Each line of the records needs to be written out exactly, with any image left out.

━━━━━ Extracted entries

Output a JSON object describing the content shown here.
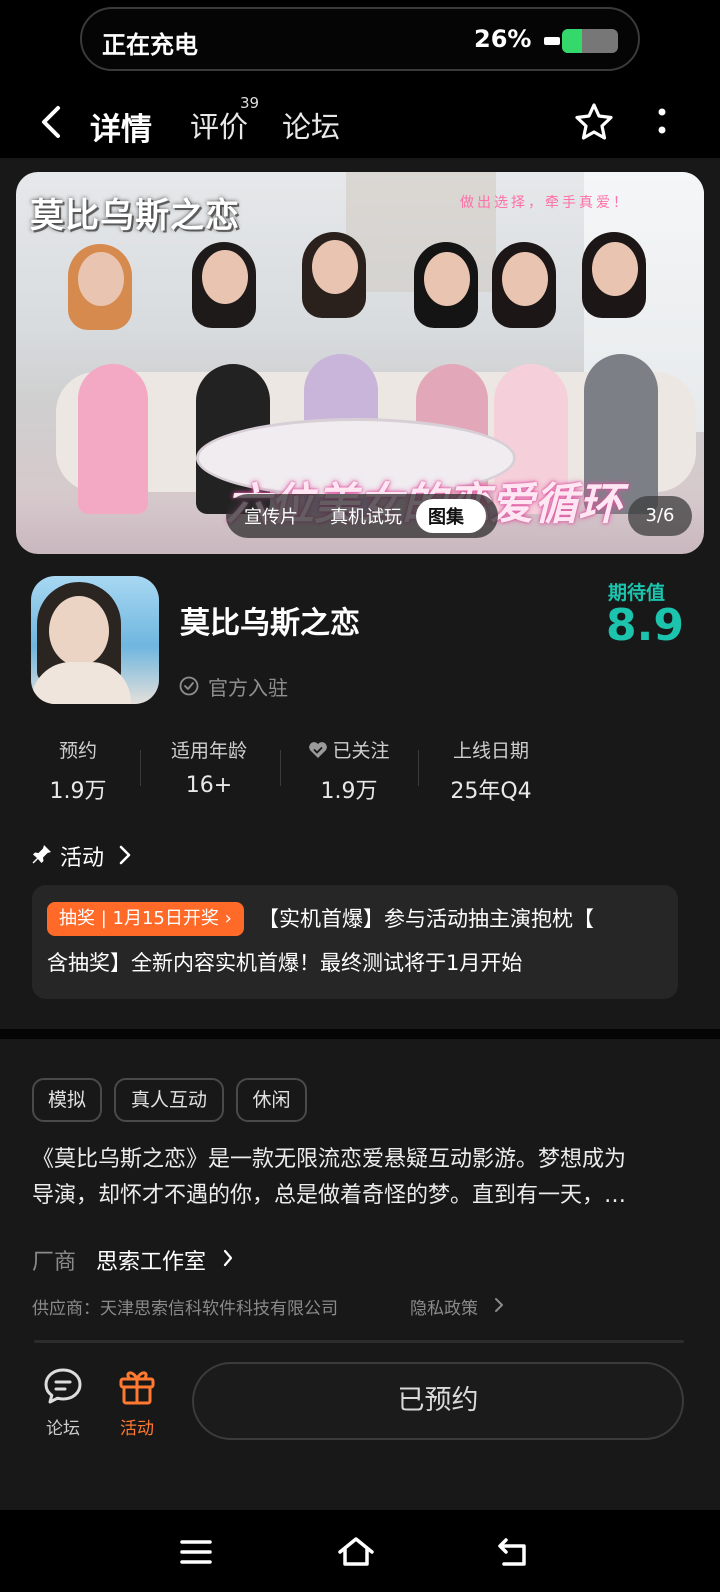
{
  "status": {
    "charging": "正在充电",
    "battery_pct": "26%",
    "battery_level": 0.26,
    "battery_color": "#35d86b"
  },
  "nav": {
    "tabs": [
      {
        "label": "详情",
        "active": true
      },
      {
        "label": "评价",
        "count": "39"
      },
      {
        "label": "论坛"
      }
    ],
    "accent": "#12b5a1"
  },
  "banner": {
    "title": "莫比乌斯之恋",
    "slogan": "做出选择，牵手真爱！",
    "bottom_text": "六位美女的恋爱循环",
    "media_tabs": [
      "宣传片",
      "真机试玩",
      "图集"
    ],
    "active_media_tab": "图集",
    "page": "3/6"
  },
  "game": {
    "title": "莫比乌斯之恋",
    "verified": "官方入驻",
    "expect_label": "期待值",
    "expect_value": "8.9",
    "accent": "#1cc3ad"
  },
  "stats": [
    {
      "label": "预约",
      "value": "1.9万"
    },
    {
      "label": "适用年龄",
      "value": "16+"
    },
    {
      "label": "已关注",
      "value": "1.9万"
    },
    {
      "label": "上线日期",
      "value": "25年Q4"
    }
  ],
  "activity": {
    "header": "活动",
    "badge": "抽奖 | 1月15日开奖",
    "text_line1": "【实机首爆】参与活动抽主演抱枕【",
    "text_line2": "含抽奖】全新内容实机首爆！最终测试将于1月开始",
    "badge_color": "#ff6a28"
  },
  "tags": [
    "模拟",
    "真人互动",
    "休闲"
  ],
  "description": {
    "line1": "《莫比乌斯之恋》是一款无限流恋爱悬疑互动影游。梦想成为",
    "line2": "导演，却怀才不遇的你，总是做着奇怪的梦。直到有一天，…"
  },
  "vendor": {
    "label": "厂商",
    "name": "思索工作室"
  },
  "supplier": "供应商：天津思索信科软件科技有限公司",
  "privacy": "隐私政策",
  "bottom_bar": {
    "forum_label": "论坛",
    "event_label": "活动",
    "reserve_label": "已预约",
    "event_color": "#ff7a30"
  }
}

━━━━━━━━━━

Your response
Output a JSON object describing the content shown here.
{
  "status": {
    "charging": "正在充电",
    "battery_pct": "26%",
    "battery_level": 0.26,
    "battery_color": "#35d86b"
  },
  "nav": {
    "tabs": [
      {
        "label": "详情",
        "active": true
      },
      {
        "label": "评价",
        "count": "39"
      },
      {
        "label": "论坛"
      }
    ],
    "accent": "#12b5a1"
  },
  "banner": {
    "title": "莫比乌斯之恋",
    "slogan": "做出选择，牵手真爱！",
    "bottom_text": "六位美女的恋爱循环",
    "media_tabs": [
      "宣传片",
      "真机试玩",
      "图集"
    ],
    "active_media_tab": "图集",
    "page": "3/6"
  },
  "game": {
    "title": "莫比乌斯之恋",
    "verified": "官方入驻",
    "expect_label": "期待值",
    "expect_value": "8.9",
    "accent": "#1cc3ad"
  },
  "stats": [
    {
      "label": "预约",
      "value": "1.9万"
    },
    {
      "label": "适用年龄",
      "value": "16+"
    },
    {
      "label": "已关注",
      "value": "1.9万"
    },
    {
      "label": "上线日期",
      "value": "25年Q4"
    }
  ],
  "activity": {
    "header": "活动",
    "badge": "抽奖 | 1月15日开奖",
    "text_line1": "【实机首爆】参与活动抽主演抱枕【",
    "text_line2": "含抽奖】全新内容实机首爆！最终测试将于1月开始",
    "badge_color": "#ff6a28"
  },
  "tags": [
    "模拟",
    "真人互动",
    "休闲"
  ],
  "description": {
    "line1": "《莫比乌斯之恋》是一款无限流恋爱悬疑互动影游。梦想成为",
    "line2": "导演，却怀才不遇的你，总是做着奇怪的梦。直到有一天，…"
  },
  "vendor": {
    "label": "厂商",
    "name": "思索工作室"
  },
  "supplier": "供应商：天津思索信科软件科技有限公司",
  "privacy": "隐私政策",
  "bottom_bar": {
    "forum_label": "论坛",
    "event_label": "活动",
    "reserve_label": "已预约",
    "event_color": "#ff7a30"
  }
}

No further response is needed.